My mother in law did not want to call her other son who lived out of town.  This is the kind of news you want to deliver in person.  She didn’t want to interupt his and his wife’s day with this news.  But how do you not.  How do you tell them at the family beach vacation?  How do you make this choice?  Can’t we just not?  After all her parents lived into their 80s.  She called.  It was a speaker phone call with two folks conferenced in.  Sometimes the person talking ran out of words, or the tears were too much, so someone else took over.  To this point it is the worst phone call of my life and I have had some doozies.

Eventually there was nothing left to say and the nurse came in to begin the discharge process.  We dispersed to begin the process of processing the hole that had just opened up in front of us.  No little boys spending long weekends with Grandmama.  No Grandmother helping you plan your wedding.  No mother to cook for.  No wife.

Google is not your friend in these situations.  It brings no good news.  It gives percentage of those who get to host 5 more Thanksgivings.  Not what you want to read.  There are supposed to be 20 more, not a 30% chance of 5.  You rationalize that 5 years will allow all her grandchildren to remember her, but the obnoxious voice of logic says those numbers are for patients whose cancer is caught early.

They said 5-7 days for results.  Appointment on Tuesday.

We all went to the beach.  That was how we started to prepare;  making new memories as a family.
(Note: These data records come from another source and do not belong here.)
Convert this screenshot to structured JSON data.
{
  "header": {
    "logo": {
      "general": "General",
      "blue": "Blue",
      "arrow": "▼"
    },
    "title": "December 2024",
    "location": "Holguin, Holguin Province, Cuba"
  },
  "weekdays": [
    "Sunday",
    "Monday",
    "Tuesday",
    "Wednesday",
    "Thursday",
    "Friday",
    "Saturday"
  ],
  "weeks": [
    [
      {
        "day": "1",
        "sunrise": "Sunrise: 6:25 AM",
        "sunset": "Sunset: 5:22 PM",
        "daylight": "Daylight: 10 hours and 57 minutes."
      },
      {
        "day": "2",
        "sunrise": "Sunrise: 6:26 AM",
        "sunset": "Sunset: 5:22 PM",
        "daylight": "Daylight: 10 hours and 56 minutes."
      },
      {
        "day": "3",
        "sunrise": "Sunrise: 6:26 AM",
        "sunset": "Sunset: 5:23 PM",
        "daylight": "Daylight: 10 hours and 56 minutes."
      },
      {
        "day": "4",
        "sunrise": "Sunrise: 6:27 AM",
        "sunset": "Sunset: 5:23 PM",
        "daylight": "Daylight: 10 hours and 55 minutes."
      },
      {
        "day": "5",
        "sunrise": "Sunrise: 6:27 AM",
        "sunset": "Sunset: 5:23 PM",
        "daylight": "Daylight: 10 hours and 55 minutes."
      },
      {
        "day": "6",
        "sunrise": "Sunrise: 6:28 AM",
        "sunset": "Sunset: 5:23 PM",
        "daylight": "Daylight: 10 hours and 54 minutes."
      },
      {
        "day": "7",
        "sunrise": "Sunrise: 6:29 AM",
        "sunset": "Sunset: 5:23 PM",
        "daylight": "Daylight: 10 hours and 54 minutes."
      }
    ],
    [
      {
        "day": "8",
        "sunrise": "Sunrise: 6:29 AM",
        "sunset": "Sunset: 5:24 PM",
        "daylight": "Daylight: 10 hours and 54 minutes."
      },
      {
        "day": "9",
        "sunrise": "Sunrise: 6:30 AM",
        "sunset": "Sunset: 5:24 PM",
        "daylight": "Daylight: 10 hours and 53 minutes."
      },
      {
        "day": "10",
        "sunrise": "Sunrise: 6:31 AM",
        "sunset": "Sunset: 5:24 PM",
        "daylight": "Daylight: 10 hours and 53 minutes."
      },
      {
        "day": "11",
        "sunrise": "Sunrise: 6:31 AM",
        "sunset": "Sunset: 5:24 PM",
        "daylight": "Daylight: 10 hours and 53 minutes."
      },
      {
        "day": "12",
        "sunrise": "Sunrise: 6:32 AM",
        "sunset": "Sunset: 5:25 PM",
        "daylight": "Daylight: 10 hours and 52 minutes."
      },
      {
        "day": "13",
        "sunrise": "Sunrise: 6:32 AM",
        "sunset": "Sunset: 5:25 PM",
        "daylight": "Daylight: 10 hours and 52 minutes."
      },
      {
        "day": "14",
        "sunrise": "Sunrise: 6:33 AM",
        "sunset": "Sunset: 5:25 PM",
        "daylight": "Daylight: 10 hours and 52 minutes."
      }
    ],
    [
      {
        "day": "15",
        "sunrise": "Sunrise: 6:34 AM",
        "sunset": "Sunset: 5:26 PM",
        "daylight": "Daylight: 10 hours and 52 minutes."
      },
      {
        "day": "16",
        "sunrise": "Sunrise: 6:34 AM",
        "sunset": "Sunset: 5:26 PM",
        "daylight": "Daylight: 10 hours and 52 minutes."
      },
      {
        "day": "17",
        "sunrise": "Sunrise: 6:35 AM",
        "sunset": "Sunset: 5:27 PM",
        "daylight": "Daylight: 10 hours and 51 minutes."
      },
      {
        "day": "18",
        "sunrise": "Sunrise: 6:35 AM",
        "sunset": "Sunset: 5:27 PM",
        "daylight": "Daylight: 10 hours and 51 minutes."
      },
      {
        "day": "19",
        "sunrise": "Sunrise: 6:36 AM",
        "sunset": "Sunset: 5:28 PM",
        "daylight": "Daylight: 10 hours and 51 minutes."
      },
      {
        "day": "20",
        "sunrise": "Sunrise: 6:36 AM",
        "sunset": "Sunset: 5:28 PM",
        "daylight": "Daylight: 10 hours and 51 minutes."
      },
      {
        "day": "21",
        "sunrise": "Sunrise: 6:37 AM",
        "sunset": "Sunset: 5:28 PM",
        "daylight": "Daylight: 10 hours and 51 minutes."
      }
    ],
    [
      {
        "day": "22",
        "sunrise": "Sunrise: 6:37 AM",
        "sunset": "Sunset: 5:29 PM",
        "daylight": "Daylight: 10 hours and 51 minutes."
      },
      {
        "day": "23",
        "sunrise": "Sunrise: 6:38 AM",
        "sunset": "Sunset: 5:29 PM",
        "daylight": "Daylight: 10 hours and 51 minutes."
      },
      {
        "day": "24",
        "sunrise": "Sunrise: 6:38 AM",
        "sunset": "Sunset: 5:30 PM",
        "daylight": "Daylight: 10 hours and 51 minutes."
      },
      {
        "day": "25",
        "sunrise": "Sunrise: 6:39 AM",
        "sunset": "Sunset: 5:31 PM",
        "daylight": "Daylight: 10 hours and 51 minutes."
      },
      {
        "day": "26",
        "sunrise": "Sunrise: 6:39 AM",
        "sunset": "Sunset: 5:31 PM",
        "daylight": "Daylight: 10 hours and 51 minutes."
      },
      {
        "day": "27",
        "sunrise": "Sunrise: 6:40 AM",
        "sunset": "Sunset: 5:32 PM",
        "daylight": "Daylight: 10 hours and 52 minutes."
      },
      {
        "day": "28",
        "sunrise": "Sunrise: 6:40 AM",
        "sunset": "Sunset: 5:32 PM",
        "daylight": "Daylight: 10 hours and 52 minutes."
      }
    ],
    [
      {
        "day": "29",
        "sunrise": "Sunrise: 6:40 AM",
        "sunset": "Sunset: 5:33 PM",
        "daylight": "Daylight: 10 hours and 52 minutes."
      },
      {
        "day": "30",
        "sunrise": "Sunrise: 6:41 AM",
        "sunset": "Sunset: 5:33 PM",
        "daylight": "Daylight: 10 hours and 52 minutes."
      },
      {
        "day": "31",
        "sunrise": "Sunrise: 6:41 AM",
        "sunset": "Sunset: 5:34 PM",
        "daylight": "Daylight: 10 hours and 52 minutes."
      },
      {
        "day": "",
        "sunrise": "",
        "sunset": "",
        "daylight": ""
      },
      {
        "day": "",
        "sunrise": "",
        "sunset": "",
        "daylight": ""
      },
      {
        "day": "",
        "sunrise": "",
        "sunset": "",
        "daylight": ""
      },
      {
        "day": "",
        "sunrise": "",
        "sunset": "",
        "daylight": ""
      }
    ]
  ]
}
We had a house with 2 grandparents, one aunt, two sons and their wives, and 5 grandchildren.  It was quite a rocking beach party:  drip castles, beach walking, wave breaking, fired up grill, beach buggy driving, beach cake (see picture above, photo credit to Chris Casey), fajitas, cuddle puddles, and pumpkin carving.  We have a ways to go in this journey, but I think we started it off on the right foot.

burying-at-the-beach